-- Extracted records --
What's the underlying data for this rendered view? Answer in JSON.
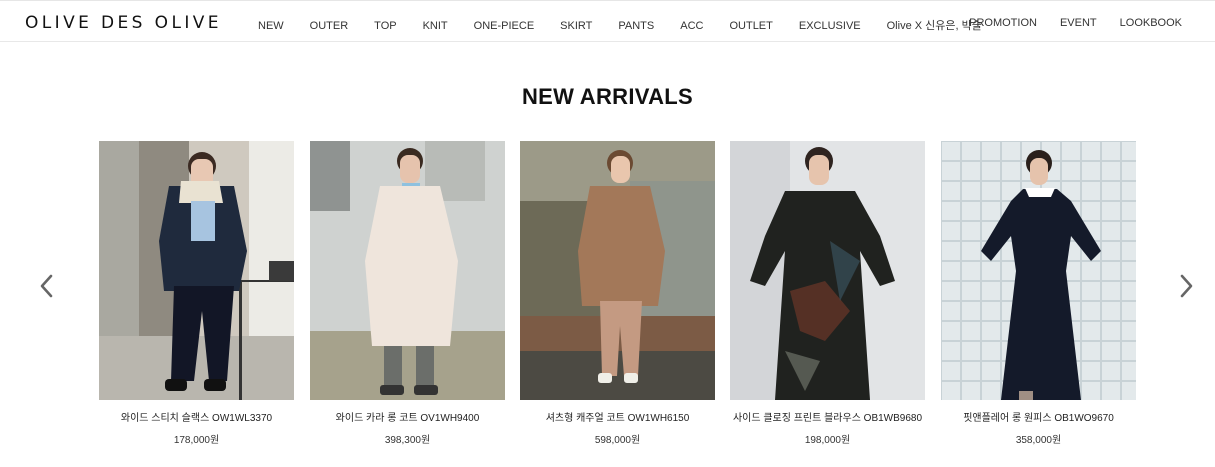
{
  "header": {
    "logo": "OLIVE DES OLIVE",
    "nav_left": [
      "NEW",
      "OUTER",
      "TOP",
      "KNIT",
      "ONE-PIECE",
      "SKIRT",
      "PANTS",
      "ACC",
      "OUTLET",
      "EXCLUSIVE",
      "Olive X 신유은, 박슬"
    ],
    "nav_right": [
      "PROMOTION",
      "EVENT",
      "LOOKBOOK"
    ]
  },
  "section": {
    "title": "NEW ARRIVALS"
  },
  "carousel": {
    "prev_icon": "chevron-left-icon",
    "next_icon": "chevron-right-icon",
    "products": [
      {
        "name": "와이드 스티치 슬랙스 OW1WL3370",
        "price": "178,000원",
        "photo": "model in navy padded jacket and wide navy slacks"
      },
      {
        "name": "와이드 카라 롱 코트 OV1WH9400",
        "price": "398,300원",
        "photo": "model in cream long coat"
      },
      {
        "name": "셔츠형 캐주얼 코트 OW1WH6150",
        "price": "598,000원",
        "photo": "model in brown check coat"
      },
      {
        "name": "사이드 클로징 프린트 블라우스 OB1WB9680",
        "price": "198,000원",
        "photo": "model in dark printed dress"
      },
      {
        "name": "핏앤플레어 롱 원피스 OB1WO9670",
        "price": "358,000원",
        "photo": "model in navy long dress"
      }
    ]
  },
  "colors": {
    "text": "#222222",
    "border": "#e8e8e8",
    "arrow": "#666666"
  }
}
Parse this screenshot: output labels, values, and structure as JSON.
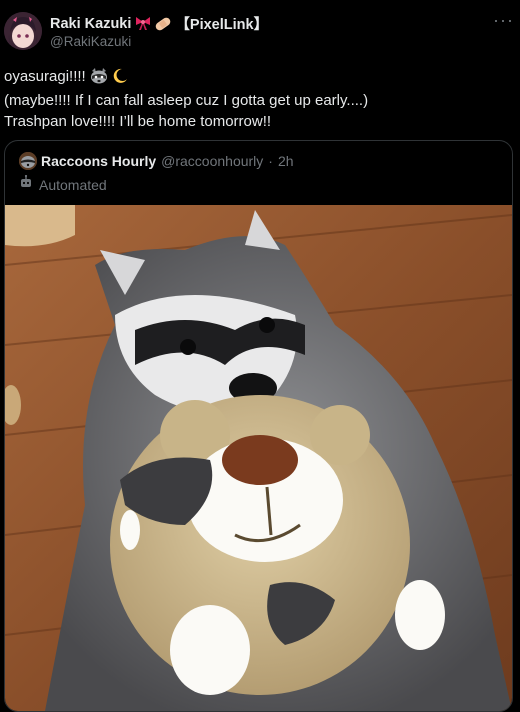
{
  "author": {
    "display_name": "Raki Kazuki",
    "tag": "【PixelLink】",
    "handle": "@RakiKazuki",
    "name_emojis": [
      "ribbon-emoji",
      "bandage-emoji"
    ]
  },
  "menu": {
    "more_label": "···"
  },
  "tweet": {
    "line1_text": "oyasuragi!!!! ",
    "line1_emojis": [
      "raccoon-emoji",
      "crescent-moon-emoji"
    ],
    "line2": "(maybe!!!! If I can fall asleep cuz I gotta get up early....)",
    "line3": "Trashpan love!!!! I’ll be home tomorrow!!"
  },
  "quote": {
    "display_name": "Raccoons Hourly",
    "handle": "@raccoonhourly",
    "separator": "·",
    "time": "2h",
    "automated_label": "Automated",
    "automated_icon": "robot-icon"
  },
  "colors": {
    "background": "#000000",
    "text_primary": "#e7e9ea",
    "text_secondary": "#71767b",
    "border": "#2f3336"
  }
}
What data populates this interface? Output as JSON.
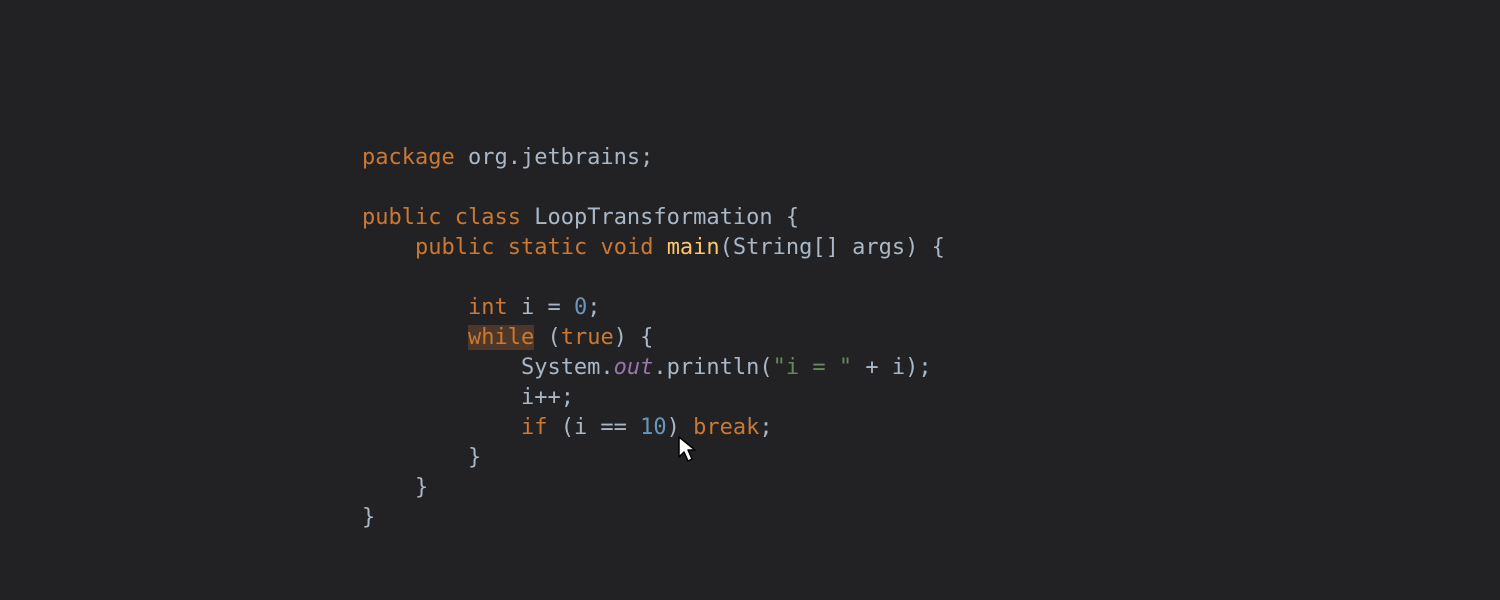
{
  "code": {
    "line1": {
      "kw_package": "package",
      "pkg": "org.jetbrains",
      "semi": ";"
    },
    "line3": {
      "kw_public": "public",
      "kw_class": "class",
      "cls": "LoopTransformation",
      "brace": " {"
    },
    "line4": {
      "kw_public": "public",
      "kw_static": "static",
      "kw_void": "void",
      "fn": "main",
      "params": "(String[] args) {"
    },
    "line6": {
      "kw_int": "int",
      "var": " i = ",
      "num": "0",
      "semi": ";"
    },
    "line7": {
      "kw_while": "while",
      "paren_open": " (",
      "kw_true": "true",
      "rest": ") {"
    },
    "line8": {
      "sys": "System.",
      "out": "out",
      "rest1": ".println(",
      "str": "\"i = \"",
      "rest2": " + i);"
    },
    "line9": {
      "txt": "i++;"
    },
    "line10": {
      "kw_if": "if",
      "cond_open": " (i == ",
      "num": "10",
      "cond_close": ") ",
      "kw_break": "break",
      "semi": ";"
    },
    "line11": {
      "brace": "}"
    },
    "line12": {
      "brace": "}"
    },
    "line13": {
      "brace": "}"
    }
  }
}
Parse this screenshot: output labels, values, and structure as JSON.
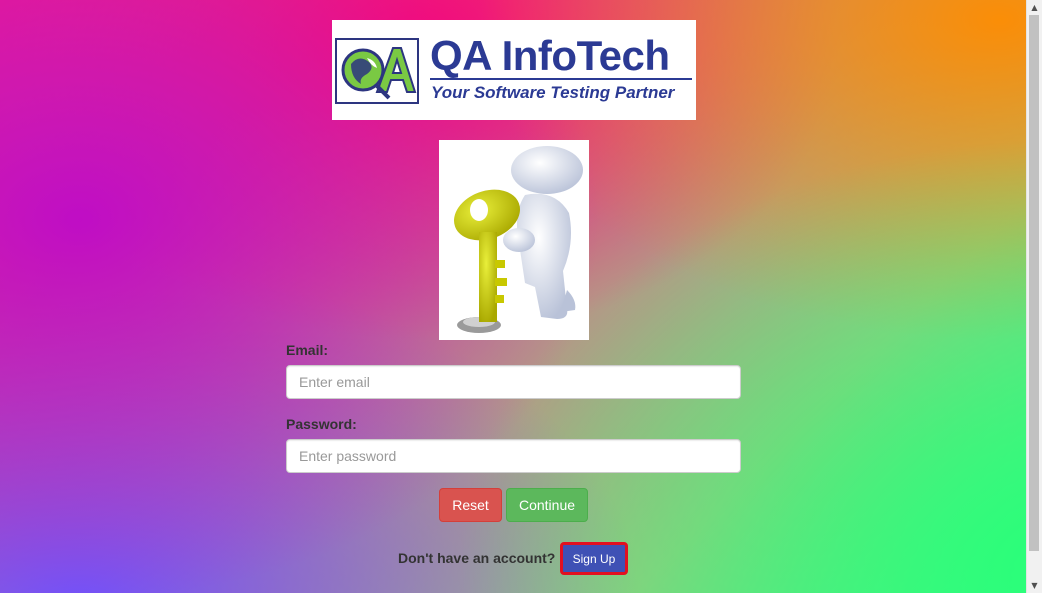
{
  "logo": {
    "title": "QA InfoTech",
    "tagline": "Your Software Testing Partner",
    "emblem_letters": "QA",
    "brand_color": "#2b3a94"
  },
  "illustration": {
    "icon": "person-holding-key-icon"
  },
  "form": {
    "email_label": "Email:",
    "email_placeholder": "Enter email",
    "email_value": "",
    "password_label": "Password:",
    "password_placeholder": "Enter password",
    "password_value": "",
    "reset_label": "Reset",
    "continue_label": "Continue"
  },
  "signup": {
    "prompt": "Don't have an account?",
    "button_label": "Sign Up"
  },
  "colors": {
    "reset": "#d9534f",
    "continue": "#5cb85c",
    "signup": "#3f51b5",
    "signup_highlight": "#e21020"
  }
}
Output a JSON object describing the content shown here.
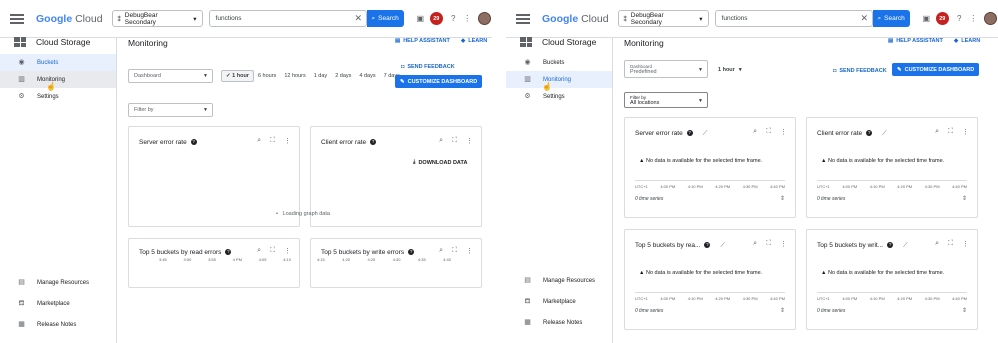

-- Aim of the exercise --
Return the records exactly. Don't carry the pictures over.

-- Result for this task --
What's the underlying data for this rendered view? Answer in JSON.
{
  "header": {
    "logo": "OLIVE DES OLIVE",
    "nav_left": [
      "NEW",
      "OUTER",
      "TOP",
      "KNIT",
      "ONE-PIECE",
      "SKIRT",
      "PANTS",
      "ACC",
      "OUTLET",
      "EXCLUSIVE",
      "Olive X 신유은, 박슬"
    ],
    "nav_right": [
      "PROMOTION",
      "EVENT",
      "LOOKBOOK"
    ]
  },
  "section": {
    "title": "NEW ARRIVALS"
  },
  "carousel": {
    "prev_icon": "chevron-left-icon",
    "next_icon": "chevron-right-icon",
    "products": [
      {
        "name": "와이드 스티치 슬랙스 OW1WL3370",
        "price": "178,000원",
        "photo": "model in navy padded jacket and wide navy slacks"
      },
      {
        "name": "와이드 카라 롱 코트 OV1WH9400",
        "price": "398,300원",
        "photo": "model in cream long coat"
      },
      {
        "name": "셔츠형 캐주얼 코트 OW1WH6150",
        "price": "598,000원",
        "photo": "model in brown check coat"
      },
      {
        "name": "사이드 클로징 프린트 블라우스 OB1WB9680",
        "price": "198,000원",
        "photo": "model in dark printed dress"
      },
      {
        "name": "핏앤플레어 롱 원피스 OB1WO9670",
        "price": "358,000원",
        "photo": "model in navy long dress"
      }
    ]
  },
  "colors": {
    "text": "#222222",
    "border": "#e8e8e8",
    "arrow": "#666666"
  }
}
Parse this screenshot: output labels, values, and structure as JSON.
{
  "author": {
    "display_name": "Raki Kazuki",
    "tag": "【PixelLink】",
    "handle": "@RakiKazuki",
    "name_emojis": [
      "ribbon-emoji",
      "bandage-emoji"
    ]
  },
  "menu": {
    "more_label": "···"
  },
  "tweet": {
    "line1_text": "oyasuragi!!!! ",
    "line1_emojis": [
      "raccoon-emoji",
      "crescent-moon-emoji"
    ],
    "line2": "(maybe!!!! If I can fall asleep cuz I gotta get up early....)",
    "line3": "Trashpan love!!!! I’ll be home tomorrow!!"
  },
  "quote": {
    "display_name": "Raccoons Hourly",
    "handle": "@raccoonhourly",
    "separator": "·",
    "time": "2h",
    "automated_label": "Automated",
    "automated_icon": "robot-icon"
  },
  "colors": {
    "background": "#000000",
    "text_primary": "#e7e9ea",
    "text_secondary": "#71767b",
    "border": "#2f3336"
  }
}
What data populates this interface? Output as JSON.
{
  "code": {
    "line1": {
      "kw_package": "package",
      "pkg": "org.jetbrains",
      "semi": ";"
    },
    "line3": {
      "kw_public": "public",
      "kw_class": "class",
      "cls": "LoopTransformation",
      "brace": " {"
    },
    "line4": {
      "kw_public": "public",
      "kw_static": "static",
      "kw_void": "void",
      "fn": "main",
      "params": "(String[] args) {"
    },
    "line6": {
      "kw_int": "int",
      "var": " i = ",
      "num": "0",
      "semi": ";"
    },
    "line7": {
      "kw_while": "while",
      "paren_open": " (",
      "kw_true": "true",
      "rest": ") {"
    },
    "line8": {
      "sys": "System.",
      "out": "out",
      "rest1": ".println(",
      "str": "\"i = \"",
      "rest2": " + i);"
    },
    "line9": {
      "txt": "i++;"
    },
    "line10": {
      "kw_if": "if",
      "cond_open": " (i == ",
      "num": "10",
      "cond_close": ") ",
      "kw_break": "break",
      "semi": ";"
    },
    "line11": {
      "brace": "}"
    },
    "line12": {
      "brace": "}"
    },
    "line13": {
      "brace": "}"
    }
  }
}
Parse this screenshot: output labels, values, and structure as JSON.
{
  "logo": {
    "title": "QA InfoTech",
    "tagline": "Your Software Testing Partner",
    "emblem_letters": "QA",
    "brand_color": "#2b3a94"
  },
  "illustration": {
    "icon": "person-holding-key-icon"
  },
  "form": {
    "email_label": "Email:",
    "email_placeholder": "Enter email",
    "email_value": "",
    "password_label": "Password:",
    "password_placeholder": "Enter password",
    "password_value": "",
    "reset_label": "Reset",
    "continue_label": "Continue"
  },
  "signup": {
    "prompt": "Don't have an account?",
    "button_label": "Sign Up"
  },
  "colors": {
    "reset": "#d9534f",
    "continue": "#5cb85c",
    "signup": "#3f51b5",
    "signup_highlight": "#e21020"
  }
}
Output a JSON object describing the content shown here.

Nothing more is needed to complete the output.